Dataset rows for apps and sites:
________

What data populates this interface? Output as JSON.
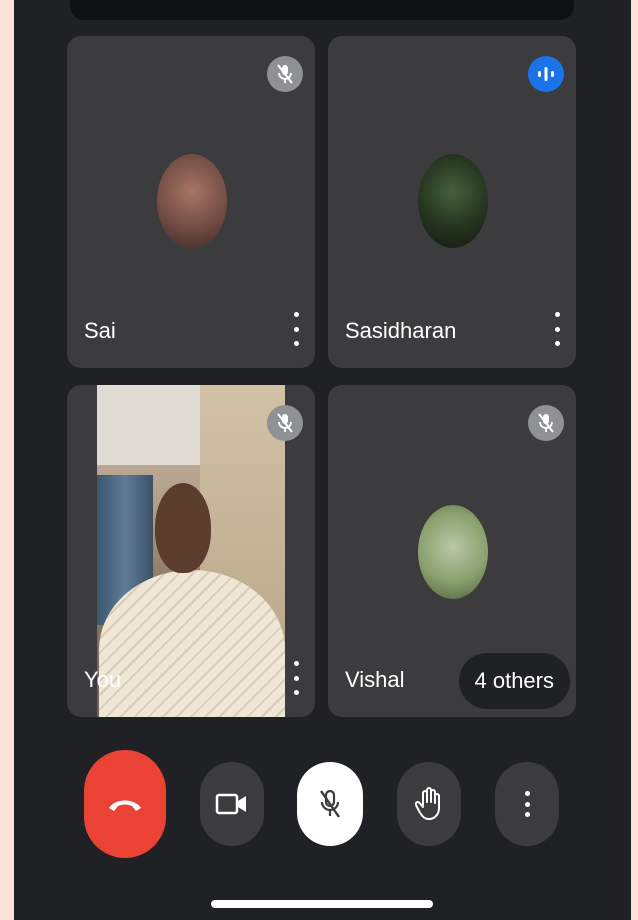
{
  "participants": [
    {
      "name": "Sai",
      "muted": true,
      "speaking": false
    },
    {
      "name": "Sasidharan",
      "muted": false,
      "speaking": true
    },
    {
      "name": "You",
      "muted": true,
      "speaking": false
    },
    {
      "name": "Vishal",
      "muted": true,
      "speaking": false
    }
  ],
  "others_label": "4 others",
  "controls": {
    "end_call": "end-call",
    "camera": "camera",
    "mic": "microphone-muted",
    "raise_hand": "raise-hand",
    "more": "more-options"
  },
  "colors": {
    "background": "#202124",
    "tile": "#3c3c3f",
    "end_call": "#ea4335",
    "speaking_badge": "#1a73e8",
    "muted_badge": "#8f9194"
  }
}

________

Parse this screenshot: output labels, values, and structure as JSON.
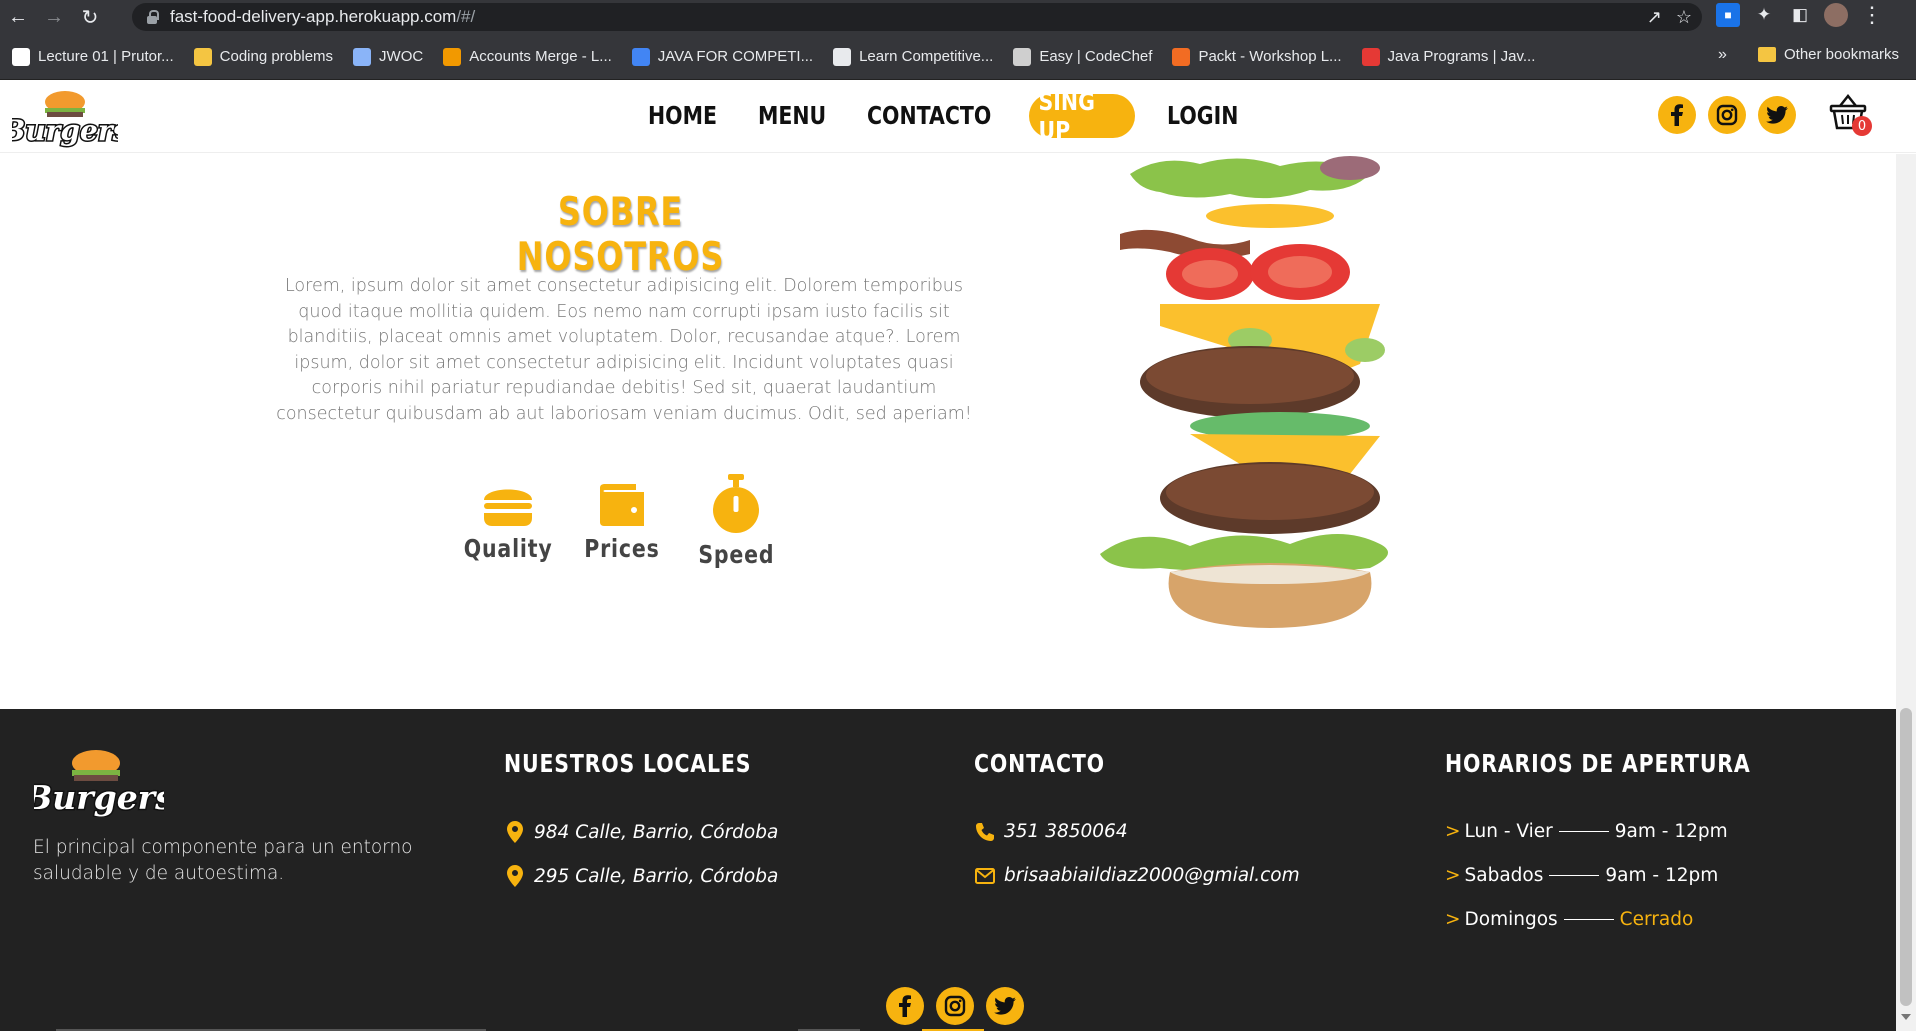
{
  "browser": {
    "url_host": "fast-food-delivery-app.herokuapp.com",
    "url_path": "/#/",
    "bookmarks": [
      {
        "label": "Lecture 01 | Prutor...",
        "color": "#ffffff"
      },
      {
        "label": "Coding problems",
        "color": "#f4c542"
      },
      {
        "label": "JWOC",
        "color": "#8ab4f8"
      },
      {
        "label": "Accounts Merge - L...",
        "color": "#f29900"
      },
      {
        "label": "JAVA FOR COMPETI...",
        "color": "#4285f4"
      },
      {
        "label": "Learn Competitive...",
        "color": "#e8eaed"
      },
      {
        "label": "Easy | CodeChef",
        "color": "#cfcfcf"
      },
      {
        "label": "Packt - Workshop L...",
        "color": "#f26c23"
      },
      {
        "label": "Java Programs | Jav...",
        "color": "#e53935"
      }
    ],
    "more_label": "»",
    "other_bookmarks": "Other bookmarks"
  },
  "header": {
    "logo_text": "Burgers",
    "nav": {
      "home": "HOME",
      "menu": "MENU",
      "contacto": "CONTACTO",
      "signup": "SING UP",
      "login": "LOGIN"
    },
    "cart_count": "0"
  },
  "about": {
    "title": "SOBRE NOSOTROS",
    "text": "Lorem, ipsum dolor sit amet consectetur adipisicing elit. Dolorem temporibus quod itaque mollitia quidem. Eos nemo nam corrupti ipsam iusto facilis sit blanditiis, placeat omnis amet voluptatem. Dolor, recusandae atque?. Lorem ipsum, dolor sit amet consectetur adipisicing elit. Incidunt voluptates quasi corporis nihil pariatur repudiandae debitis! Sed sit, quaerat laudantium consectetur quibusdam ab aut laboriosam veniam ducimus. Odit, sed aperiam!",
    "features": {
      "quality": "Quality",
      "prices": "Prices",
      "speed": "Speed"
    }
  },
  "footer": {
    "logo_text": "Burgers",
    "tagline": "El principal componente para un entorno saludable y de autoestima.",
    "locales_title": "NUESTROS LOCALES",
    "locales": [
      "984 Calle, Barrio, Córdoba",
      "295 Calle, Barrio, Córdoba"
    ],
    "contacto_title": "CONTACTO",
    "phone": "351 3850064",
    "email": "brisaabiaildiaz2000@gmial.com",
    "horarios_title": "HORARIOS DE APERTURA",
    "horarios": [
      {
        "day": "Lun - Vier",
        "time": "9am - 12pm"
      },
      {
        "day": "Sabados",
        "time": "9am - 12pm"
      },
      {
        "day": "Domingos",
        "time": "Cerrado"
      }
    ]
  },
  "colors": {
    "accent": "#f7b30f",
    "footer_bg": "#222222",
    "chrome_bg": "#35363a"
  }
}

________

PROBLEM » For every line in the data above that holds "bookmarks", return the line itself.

ANSWER TO THE PROBLEM »
    "bookmarks": [
    "other_bookmarks": "Other bookmarks"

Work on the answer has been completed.